> [PROVIDED DATA]:
──────
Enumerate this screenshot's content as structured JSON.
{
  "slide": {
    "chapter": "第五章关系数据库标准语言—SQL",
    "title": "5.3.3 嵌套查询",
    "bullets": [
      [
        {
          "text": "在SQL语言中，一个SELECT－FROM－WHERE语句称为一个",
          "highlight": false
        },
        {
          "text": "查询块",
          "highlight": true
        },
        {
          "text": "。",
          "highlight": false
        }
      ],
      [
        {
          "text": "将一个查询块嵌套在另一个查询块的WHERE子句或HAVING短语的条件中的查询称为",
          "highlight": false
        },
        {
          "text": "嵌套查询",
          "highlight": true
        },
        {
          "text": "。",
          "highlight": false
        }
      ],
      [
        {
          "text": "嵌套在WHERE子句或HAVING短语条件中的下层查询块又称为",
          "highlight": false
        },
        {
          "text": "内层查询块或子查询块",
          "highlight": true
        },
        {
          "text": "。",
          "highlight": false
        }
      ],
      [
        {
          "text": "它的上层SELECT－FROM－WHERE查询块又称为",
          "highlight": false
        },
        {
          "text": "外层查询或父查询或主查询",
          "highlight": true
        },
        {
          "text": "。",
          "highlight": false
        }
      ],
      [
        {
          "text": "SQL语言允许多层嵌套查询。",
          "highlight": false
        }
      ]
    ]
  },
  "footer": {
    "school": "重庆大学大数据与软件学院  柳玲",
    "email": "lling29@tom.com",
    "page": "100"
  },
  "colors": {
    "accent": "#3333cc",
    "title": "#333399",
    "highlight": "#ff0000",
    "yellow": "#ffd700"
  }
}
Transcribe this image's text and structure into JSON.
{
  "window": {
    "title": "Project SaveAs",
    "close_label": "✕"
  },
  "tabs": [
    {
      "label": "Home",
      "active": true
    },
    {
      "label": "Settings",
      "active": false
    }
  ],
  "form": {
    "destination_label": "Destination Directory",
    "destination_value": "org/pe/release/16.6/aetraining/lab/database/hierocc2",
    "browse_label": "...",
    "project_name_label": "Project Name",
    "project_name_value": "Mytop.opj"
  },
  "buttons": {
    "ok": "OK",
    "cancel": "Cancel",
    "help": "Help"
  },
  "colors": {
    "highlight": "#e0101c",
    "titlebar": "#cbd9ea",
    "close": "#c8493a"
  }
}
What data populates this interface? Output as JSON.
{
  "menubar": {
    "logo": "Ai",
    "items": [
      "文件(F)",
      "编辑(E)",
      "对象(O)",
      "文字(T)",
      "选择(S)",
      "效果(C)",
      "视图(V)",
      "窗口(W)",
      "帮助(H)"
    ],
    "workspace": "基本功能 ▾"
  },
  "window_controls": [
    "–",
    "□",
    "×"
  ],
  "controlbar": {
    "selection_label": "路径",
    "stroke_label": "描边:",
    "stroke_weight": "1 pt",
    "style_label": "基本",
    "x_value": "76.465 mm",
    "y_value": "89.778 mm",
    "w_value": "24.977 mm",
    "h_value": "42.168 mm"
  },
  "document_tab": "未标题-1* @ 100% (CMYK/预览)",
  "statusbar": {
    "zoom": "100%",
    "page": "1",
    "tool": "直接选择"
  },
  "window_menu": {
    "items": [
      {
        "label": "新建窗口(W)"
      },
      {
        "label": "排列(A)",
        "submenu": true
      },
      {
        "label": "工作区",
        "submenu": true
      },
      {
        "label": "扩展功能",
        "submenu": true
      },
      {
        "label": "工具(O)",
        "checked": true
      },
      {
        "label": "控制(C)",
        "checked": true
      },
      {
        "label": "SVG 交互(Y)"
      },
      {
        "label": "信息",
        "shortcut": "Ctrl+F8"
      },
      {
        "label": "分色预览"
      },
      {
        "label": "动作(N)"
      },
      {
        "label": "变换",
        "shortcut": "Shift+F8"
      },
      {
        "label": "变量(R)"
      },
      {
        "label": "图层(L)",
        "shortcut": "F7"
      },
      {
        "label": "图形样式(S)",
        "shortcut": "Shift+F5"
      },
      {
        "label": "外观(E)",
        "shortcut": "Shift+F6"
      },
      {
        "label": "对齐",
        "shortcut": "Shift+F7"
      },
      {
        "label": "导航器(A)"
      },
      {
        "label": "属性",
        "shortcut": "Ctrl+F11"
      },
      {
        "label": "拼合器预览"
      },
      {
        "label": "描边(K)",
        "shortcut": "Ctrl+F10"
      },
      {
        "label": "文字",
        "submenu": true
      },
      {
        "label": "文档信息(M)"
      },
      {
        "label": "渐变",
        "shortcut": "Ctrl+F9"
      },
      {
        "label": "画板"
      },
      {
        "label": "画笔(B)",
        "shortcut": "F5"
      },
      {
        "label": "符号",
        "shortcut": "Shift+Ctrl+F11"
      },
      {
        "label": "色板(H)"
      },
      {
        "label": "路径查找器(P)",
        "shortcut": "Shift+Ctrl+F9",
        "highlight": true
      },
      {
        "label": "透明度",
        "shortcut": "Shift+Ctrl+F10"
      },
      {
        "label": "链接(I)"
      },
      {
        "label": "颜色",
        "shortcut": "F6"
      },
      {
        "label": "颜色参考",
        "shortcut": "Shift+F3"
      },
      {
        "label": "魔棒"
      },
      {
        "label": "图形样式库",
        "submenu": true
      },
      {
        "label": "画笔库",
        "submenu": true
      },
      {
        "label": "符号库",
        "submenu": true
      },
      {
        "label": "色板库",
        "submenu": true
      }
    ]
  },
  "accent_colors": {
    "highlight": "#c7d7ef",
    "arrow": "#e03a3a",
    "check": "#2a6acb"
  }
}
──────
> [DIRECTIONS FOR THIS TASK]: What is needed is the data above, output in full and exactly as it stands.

> [RESPONSE AREA]:
Enumerate this screenshot's content as structured JSON.
{
  "slide": {
    "chapter": "第五章关系数据库标准语言—SQL",
    "title": "5.3.3 嵌套查询",
    "bullets": [
      [
        {
          "text": "在SQL语言中，一个SELECT－FROM－WHERE语句称为一个",
          "highlight": false
        },
        {
          "text": "查询块",
          "highlight": true
        },
        {
          "text": "。",
          "highlight": false
        }
      ],
      [
        {
          "text": "将一个查询块嵌套在另一个查询块的WHERE子句或HAVING短语的条件中的查询称为",
          "highlight": false
        },
        {
          "text": "嵌套查询",
          "highlight": true
        },
        {
          "text": "。",
          "highlight": false
        }
      ],
      [
        {
          "text": "嵌套在WHERE子句或HAVING短语条件中的下层查询块又称为",
          "highlight": false
        },
        {
          "text": "内层查询块或子查询块",
          "highlight": true
        },
        {
          "text": "。",
          "highlight": false
        }
      ],
      [
        {
          "text": "它的上层SELECT－FROM－WHERE查询块又称为",
          "highlight": false
        },
        {
          "text": "外层查询或父查询或主查询",
          "highlight": true
        },
        {
          "text": "。",
          "highlight": false
        }
      ],
      [
        {
          "text": "SQL语言允许多层嵌套查询。",
          "highlight": false
        }
      ]
    ]
  },
  "footer": {
    "school": "重庆大学大数据与软件学院  柳玲",
    "email": "lling29@tom.com",
    "page": "100"
  },
  "colors": {
    "accent": "#3333cc",
    "title": "#333399",
    "highlight": "#ff0000",
    "yellow": "#ffd700"
  }
}
Transcribe this image's text and structure into JSON.
{
  "window": {
    "title": "Project SaveAs",
    "close_label": "✕"
  },
  "tabs": [
    {
      "label": "Home",
      "active": true
    },
    {
      "label": "Settings",
      "active": false
    }
  ],
  "form": {
    "destination_label": "Destination Directory",
    "destination_value": "org/pe/release/16.6/aetraining/lab/database/hierocc2",
    "browse_label": "...",
    "project_name_label": "Project Name",
    "project_name_value": "Mytop.opj"
  },
  "buttons": {
    "ok": "OK",
    "cancel": "Cancel",
    "help": "Help"
  },
  "colors": {
    "highlight": "#e0101c",
    "titlebar": "#cbd9ea",
    "close": "#c8493a"
  }
}
What data populates this interface? Output as JSON.
{
  "menubar": {
    "logo": "Ai",
    "items": [
      "文件(F)",
      "编辑(E)",
      "对象(O)",
      "文字(T)",
      "选择(S)",
      "效果(C)",
      "视图(V)",
      "窗口(W)",
      "帮助(H)"
    ],
    "workspace": "基本功能 ▾"
  },
  "window_controls": [
    "–",
    "□",
    "×"
  ],
  "controlbar": {
    "selection_label": "路径",
    "stroke_label": "描边:",
    "stroke_weight": "1 pt",
    "style_label": "基本",
    "x_value": "76.465 mm",
    "y_value": "89.778 mm",
    "w_value": "24.977 mm",
    "h_value": "42.168 mm"
  },
  "document_tab": "未标题-1* @ 100% (CMYK/预览)",
  "statusbar": {
    "zoom": "100%",
    "page": "1",
    "tool": "直接选择"
  },
  "window_menu": {
    "items": [
      {
        "label": "新建窗口(W)"
      },
      {
        "label": "排列(A)",
        "submenu": true
      },
      {
        "label": "工作区",
        "submenu": true
      },
      {
        "label": "扩展功能",
        "submenu": true
      },
      {
        "label": "工具(O)",
        "checked": true
      },
      {
        "label": "控制(C)",
        "checked": true
      },
      {
        "label": "SVG 交互(Y)"
      },
      {
        "label": "信息",
        "shortcut": "Ctrl+F8"
      },
      {
        "label": "分色预览"
      },
      {
        "label": "动作(N)"
      },
      {
        "label": "变换",
        "shortcut": "Shift+F8"
      },
      {
        "label": "变量(R)"
      },
      {
        "label": "图层(L)",
        "shortcut": "F7"
      },
      {
        "label": "图形样式(S)",
        "shortcut": "Shift+F5"
      },
      {
        "label": "外观(E)",
        "shortcut": "Shift+F6"
      },
      {
        "label": "对齐",
        "shortcut": "Shift+F7"
      },
      {
        "label": "导航器(A)"
      },
      {
        "label": "属性",
        "shortcut": "Ctrl+F11"
      },
      {
        "label": "拼合器预览"
      },
      {
        "label": "描边(K)",
        "shortcut": "Ctrl+F10"
      },
      {
        "label": "文字",
        "submenu": true
      },
      {
        "label": "文档信息(M)"
      },
      {
        "label": "渐变",
        "shortcut": "Ctrl+F9"
      },
      {
        "label": "画板"
      },
      {
        "label": "画笔(B)",
        "shortcut": "F5"
      },
      {
        "label": "符号",
        "shortcut": "Shift+Ctrl+F11"
      },
      {
        "label": "色板(H)"
      },
      {
        "label": "路径查找器(P)",
        "shortcut": "Shift+Ctrl+F9",
        "highlight": true
      },
      {
        "label": "透明度",
        "shortcut": "Shift+Ctrl+F10"
      },
      {
        "label": "链接(I)"
      },
      {
        "label": "颜色",
        "shortcut": "F6"
      },
      {
        "label": "颜色参考",
        "shortcut": "Shift+F3"
      },
      {
        "label": "魔棒"
      },
      {
        "label": "图形样式库",
        "submenu": true
      },
      {
        "label": "画笔库",
        "submenu": true
      },
      {
        "label": "符号库",
        "submenu": true
      },
      {
        "label": "色板库",
        "submenu": true
      }
    ]
  },
  "accent_colors": {
    "highlight": "#c7d7ef",
    "arrow": "#e03a3a",
    "check": "#2a6acb"
  }
}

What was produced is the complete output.